– Maria Bustillos, Founding Editor of Popula and the Brick House Cooperative.
This journalist-owned platform, led by Maria Bustillos, is building a network of publications with an unusual business model, which will offer an alternative to the traditional publishing house model. “The status quo is buckling. And while that’s daunting, it also opens up enormous opportunities for people to try new and creative approaches,” says Kyle Pope, Editor-in-Chief of the Columbia Journalism Review and member of Brick House’s advisory council.
Towards a creator-led internet (Web 2 to Web 3)
It’s still early days for initiatives such as the Brick House Cooperative and Web Monetisation, but they’re at the start of something that can shift the power on the web back into the hands of creators and individuals.
If you look at the history of the web and how it has progressed, such openings for opportunities and change have always emerged – it’s often been framed as Web 1, Web 2 and right now, Web 3, which goes a long way to remove that need for corporate middlemen like Amazon or Netflix; instead, you buy directly from the creator.
You don’t need the man to communicate on the internet. You don’t need to depend on a corporation like Facebook or Twitter or whatever to get your message out there.
In its simplest terms, Web 3 is a decentralised web that tackles the issue of data ownership whilst resisting issues of data censorship. As neatly packaged by James Beck for Consensys, if Web 1 is read-only, then Web 2 is read-write, and Web 3 is read-write-own.
Today’s web is still a far cry from the innocent, openly-available internet of the 90s. The net was largely comprised of personally-owned websites and blogs, created simply for the fun of it, discussing myriad topics from niche hobbies to Zelda walkthroughs. But as Nelly Furtado wisely warbled, all good things come to an end.

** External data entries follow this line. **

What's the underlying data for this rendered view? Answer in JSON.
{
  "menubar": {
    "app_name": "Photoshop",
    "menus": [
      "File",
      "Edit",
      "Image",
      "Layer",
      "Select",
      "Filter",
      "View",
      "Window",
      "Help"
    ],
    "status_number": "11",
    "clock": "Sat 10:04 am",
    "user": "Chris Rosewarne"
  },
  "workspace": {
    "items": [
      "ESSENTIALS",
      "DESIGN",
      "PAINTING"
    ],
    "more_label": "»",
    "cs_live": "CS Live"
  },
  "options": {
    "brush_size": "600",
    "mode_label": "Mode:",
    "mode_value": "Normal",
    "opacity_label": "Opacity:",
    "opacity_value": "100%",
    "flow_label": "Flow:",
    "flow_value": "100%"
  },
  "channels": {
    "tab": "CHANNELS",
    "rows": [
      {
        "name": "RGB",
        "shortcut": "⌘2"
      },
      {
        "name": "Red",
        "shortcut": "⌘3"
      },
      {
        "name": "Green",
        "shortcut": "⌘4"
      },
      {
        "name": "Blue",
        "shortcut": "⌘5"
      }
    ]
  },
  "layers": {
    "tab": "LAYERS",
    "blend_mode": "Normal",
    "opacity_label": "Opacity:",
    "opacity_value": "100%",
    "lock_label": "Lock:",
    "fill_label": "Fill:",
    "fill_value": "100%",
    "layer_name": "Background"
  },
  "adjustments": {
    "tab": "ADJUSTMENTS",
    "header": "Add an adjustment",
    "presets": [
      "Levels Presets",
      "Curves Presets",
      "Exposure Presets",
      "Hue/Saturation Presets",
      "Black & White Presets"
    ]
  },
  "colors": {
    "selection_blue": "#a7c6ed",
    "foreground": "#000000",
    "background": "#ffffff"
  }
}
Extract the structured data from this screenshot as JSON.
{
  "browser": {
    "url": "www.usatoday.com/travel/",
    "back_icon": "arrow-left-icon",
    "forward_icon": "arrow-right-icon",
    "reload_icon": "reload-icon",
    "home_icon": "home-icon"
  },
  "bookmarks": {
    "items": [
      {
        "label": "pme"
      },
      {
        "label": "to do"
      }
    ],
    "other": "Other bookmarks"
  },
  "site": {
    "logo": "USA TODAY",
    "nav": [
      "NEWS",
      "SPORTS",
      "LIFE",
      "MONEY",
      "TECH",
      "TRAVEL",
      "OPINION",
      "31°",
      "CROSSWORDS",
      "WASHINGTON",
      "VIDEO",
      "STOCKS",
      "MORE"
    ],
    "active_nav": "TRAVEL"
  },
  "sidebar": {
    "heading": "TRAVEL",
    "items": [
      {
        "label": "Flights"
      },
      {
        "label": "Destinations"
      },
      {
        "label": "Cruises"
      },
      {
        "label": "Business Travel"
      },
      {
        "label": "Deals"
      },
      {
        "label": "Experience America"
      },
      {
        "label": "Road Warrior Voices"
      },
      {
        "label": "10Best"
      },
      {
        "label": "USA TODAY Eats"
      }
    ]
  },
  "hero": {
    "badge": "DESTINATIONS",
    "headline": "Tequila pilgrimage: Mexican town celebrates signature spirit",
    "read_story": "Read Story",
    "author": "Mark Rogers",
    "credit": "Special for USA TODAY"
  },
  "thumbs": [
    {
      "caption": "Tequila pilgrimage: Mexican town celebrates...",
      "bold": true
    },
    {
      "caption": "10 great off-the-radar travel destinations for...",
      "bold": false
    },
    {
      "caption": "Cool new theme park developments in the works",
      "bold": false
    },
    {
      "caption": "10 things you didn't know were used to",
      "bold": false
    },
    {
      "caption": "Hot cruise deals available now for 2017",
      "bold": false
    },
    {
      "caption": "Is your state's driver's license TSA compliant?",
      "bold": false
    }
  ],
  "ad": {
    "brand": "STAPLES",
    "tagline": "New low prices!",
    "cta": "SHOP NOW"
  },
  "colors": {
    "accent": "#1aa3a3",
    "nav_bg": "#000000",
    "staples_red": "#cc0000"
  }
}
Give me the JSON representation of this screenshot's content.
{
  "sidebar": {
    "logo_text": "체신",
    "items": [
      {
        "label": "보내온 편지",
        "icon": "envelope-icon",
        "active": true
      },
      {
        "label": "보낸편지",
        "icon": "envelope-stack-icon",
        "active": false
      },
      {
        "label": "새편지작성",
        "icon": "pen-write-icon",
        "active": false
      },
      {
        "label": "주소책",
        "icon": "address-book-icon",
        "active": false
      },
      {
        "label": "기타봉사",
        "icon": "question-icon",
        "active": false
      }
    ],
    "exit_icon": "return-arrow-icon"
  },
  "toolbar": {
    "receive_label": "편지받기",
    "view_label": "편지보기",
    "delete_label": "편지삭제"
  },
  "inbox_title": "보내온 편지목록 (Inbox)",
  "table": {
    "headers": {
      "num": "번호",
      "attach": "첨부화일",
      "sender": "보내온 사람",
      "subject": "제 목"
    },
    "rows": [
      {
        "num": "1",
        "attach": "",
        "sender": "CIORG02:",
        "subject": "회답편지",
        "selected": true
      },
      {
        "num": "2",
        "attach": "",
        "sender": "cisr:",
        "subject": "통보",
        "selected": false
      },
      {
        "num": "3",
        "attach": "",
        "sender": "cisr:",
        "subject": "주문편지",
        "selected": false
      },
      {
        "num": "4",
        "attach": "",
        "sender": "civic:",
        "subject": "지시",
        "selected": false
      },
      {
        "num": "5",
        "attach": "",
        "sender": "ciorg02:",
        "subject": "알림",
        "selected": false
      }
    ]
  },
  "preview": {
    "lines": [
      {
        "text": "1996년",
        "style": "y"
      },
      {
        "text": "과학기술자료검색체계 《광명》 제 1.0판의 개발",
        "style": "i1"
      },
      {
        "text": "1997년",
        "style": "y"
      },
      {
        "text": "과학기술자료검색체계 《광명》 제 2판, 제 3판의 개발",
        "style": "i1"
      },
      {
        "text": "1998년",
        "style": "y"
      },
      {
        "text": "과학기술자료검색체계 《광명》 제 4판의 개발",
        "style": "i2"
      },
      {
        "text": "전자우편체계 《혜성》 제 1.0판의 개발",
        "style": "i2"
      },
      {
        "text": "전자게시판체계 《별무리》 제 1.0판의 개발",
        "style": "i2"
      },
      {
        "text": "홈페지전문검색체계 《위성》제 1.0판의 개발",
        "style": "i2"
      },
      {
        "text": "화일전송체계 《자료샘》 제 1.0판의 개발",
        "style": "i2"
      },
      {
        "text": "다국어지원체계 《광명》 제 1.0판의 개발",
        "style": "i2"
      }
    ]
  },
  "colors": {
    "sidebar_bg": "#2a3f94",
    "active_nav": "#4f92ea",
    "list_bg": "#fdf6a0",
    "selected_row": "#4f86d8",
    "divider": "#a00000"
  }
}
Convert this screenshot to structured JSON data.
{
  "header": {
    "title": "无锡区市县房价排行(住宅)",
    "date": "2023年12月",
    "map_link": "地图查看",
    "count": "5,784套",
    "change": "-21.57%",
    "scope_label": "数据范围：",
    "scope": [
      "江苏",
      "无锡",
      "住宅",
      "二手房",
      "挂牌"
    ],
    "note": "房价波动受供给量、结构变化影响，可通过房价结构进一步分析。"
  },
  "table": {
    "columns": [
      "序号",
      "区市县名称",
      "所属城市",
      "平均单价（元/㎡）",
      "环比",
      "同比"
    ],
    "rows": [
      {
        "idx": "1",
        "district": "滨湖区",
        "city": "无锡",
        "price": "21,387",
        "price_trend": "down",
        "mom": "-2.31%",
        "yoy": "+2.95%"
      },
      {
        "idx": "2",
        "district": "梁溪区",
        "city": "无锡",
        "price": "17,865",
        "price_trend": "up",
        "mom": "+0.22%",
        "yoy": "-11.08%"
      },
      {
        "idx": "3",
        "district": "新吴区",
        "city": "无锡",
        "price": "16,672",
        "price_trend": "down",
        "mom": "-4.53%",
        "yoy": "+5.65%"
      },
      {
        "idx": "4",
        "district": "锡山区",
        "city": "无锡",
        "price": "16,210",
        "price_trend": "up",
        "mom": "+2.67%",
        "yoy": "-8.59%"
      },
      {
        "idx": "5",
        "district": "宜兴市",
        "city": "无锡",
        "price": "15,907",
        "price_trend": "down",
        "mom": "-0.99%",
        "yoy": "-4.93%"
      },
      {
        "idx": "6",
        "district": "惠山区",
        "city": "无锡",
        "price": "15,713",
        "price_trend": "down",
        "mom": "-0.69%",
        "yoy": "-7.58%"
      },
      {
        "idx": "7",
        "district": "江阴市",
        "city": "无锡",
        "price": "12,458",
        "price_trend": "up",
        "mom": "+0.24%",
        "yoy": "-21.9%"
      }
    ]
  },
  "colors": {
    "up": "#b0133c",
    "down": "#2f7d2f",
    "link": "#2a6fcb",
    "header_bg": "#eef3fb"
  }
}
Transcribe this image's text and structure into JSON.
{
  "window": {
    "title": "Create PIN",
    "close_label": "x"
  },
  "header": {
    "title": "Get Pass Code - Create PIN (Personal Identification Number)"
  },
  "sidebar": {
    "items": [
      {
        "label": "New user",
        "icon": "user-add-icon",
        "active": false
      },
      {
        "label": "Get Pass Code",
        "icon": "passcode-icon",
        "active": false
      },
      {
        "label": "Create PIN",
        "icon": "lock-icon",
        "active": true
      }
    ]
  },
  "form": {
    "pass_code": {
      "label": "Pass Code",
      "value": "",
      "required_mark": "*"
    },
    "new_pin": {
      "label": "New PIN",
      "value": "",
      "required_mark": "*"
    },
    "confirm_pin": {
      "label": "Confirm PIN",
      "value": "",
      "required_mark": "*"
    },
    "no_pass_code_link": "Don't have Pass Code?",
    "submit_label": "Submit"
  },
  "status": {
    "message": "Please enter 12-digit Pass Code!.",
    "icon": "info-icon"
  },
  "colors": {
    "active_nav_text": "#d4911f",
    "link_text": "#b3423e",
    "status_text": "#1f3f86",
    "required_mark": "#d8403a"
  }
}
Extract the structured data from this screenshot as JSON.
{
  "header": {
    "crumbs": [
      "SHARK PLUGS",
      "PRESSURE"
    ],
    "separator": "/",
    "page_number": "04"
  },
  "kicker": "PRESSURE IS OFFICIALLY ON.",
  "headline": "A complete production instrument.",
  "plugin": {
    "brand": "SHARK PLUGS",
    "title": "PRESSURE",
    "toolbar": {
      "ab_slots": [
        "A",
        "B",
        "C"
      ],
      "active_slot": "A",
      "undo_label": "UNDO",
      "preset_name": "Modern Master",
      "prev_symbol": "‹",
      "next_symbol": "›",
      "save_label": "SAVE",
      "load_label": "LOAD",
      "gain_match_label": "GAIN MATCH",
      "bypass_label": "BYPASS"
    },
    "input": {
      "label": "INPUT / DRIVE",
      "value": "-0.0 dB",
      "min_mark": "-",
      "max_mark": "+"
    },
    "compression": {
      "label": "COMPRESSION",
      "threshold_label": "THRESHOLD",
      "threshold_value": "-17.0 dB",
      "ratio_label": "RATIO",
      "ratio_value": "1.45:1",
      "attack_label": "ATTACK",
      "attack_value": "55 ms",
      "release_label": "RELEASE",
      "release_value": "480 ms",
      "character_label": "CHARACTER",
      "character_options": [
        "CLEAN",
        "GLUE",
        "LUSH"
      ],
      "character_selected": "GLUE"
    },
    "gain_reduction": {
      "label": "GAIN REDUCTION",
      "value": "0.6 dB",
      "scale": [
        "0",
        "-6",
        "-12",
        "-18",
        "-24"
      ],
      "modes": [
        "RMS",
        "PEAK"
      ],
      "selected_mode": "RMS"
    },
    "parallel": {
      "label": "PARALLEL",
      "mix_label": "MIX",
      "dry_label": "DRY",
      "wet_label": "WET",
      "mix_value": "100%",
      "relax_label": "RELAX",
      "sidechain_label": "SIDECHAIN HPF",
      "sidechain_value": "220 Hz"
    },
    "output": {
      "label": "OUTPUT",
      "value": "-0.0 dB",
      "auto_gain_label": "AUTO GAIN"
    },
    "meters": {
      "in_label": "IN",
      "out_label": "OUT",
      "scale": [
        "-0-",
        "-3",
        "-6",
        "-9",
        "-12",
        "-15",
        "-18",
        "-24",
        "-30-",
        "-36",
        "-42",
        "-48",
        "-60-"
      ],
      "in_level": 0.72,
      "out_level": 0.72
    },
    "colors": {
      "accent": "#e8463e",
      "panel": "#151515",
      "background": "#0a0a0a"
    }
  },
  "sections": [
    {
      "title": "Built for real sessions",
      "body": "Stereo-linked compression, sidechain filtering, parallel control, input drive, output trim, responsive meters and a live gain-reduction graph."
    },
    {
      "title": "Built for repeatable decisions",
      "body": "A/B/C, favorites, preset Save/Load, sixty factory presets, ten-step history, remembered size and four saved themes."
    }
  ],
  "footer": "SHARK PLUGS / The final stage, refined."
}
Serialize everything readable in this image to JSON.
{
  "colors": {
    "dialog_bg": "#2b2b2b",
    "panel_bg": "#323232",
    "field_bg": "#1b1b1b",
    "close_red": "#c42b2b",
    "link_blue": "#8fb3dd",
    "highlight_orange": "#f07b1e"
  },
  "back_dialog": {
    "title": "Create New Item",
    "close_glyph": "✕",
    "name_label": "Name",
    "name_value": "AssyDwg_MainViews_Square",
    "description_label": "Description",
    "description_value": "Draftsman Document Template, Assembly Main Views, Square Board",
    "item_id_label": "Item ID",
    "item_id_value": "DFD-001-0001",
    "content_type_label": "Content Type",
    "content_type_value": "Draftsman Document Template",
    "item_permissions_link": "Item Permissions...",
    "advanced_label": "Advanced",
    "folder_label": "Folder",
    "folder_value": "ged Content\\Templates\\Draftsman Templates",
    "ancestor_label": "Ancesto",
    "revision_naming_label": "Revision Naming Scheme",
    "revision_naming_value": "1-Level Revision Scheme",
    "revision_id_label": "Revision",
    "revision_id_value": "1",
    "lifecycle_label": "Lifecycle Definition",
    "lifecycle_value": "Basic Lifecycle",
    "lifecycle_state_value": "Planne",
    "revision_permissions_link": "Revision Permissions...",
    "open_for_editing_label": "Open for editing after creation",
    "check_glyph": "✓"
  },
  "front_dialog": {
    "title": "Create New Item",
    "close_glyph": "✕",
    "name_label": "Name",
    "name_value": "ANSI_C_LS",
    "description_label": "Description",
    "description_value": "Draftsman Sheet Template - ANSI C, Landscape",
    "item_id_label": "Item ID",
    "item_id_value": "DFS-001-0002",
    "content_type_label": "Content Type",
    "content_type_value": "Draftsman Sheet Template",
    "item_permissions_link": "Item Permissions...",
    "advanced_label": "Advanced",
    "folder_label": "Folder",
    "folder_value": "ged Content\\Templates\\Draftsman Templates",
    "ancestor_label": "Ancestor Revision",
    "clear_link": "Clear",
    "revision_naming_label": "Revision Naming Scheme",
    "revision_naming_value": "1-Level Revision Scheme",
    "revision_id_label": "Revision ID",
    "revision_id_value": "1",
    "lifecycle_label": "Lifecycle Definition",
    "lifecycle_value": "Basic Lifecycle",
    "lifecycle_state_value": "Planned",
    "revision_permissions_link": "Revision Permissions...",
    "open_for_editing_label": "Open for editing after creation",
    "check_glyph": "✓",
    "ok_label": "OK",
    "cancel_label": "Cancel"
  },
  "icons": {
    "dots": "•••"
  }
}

And come to an end they did, as governments and companies sunk their corporate claws into this former online playground, and turned it into the capitalist hellscape it is today.
However, the ‘Old Internet’ is showing signs of quietly coming back, as highlighted over at Cheapskates Guide. Users are banding together to make the web a place of learning, inspiration, and collaboration once more.
What is ownership, in ‘The Age of Access’?
So, what have we learned?
- When it comes to digital content, platforms can pull a Houdini and make it all disappear from your personal library.
- Corporate-owned platforms can censor what favours them.
- Web3 is riding in on its trusty steed, ready to save the day.
But…what really is ownership, and how important is it anyway? You could argue we don’t really own our homes or land either, but rather ‘lease’ it from the countries we reside in. Some academics have dubbed this period the ‘Age of Access’, where ownership has become largely irrelevant…unless you’re a ‘millennial’:
Instead of “millennial,” I want to rename my generation “the generation where you definitely have a giant cardboard box of DVDs in the attic that you never use because you have everything on demand but also won’t get rid of because you don’t fully trust digital content.”
— Erin Clyburn (@erin_clyburn) March 16, 2022
But your opinion on this is your own. At least something is…
What to read next?
If you’re interested in learning more about the next generation of the Web, and giving ownership back to creators, check out this thought-provoking reading list:
- We’re Missing an Entire Universe of Web Payments: How to Fix the Web for Creators (Amber Case)
- The Internet’s Original Sin (Renee DiResta, Mozilla Fellow)
- The Ad-Free Web for Designers
- The Freemium Web: You’ve Read All Your Free Articles This Month
- Web Monetization Like I’m 5 (Akintunde Sultan, Grant for the Web Ambassador)
- Scroll promises a better Internet for users and more money for publishers, all for just five bucks (Nieman Lab) – Now acquired by Twitter
*If you’ve made it this far, you deserve to know that I unearthed an online remake of MS Paint whilst researching for this article: click here for the goods.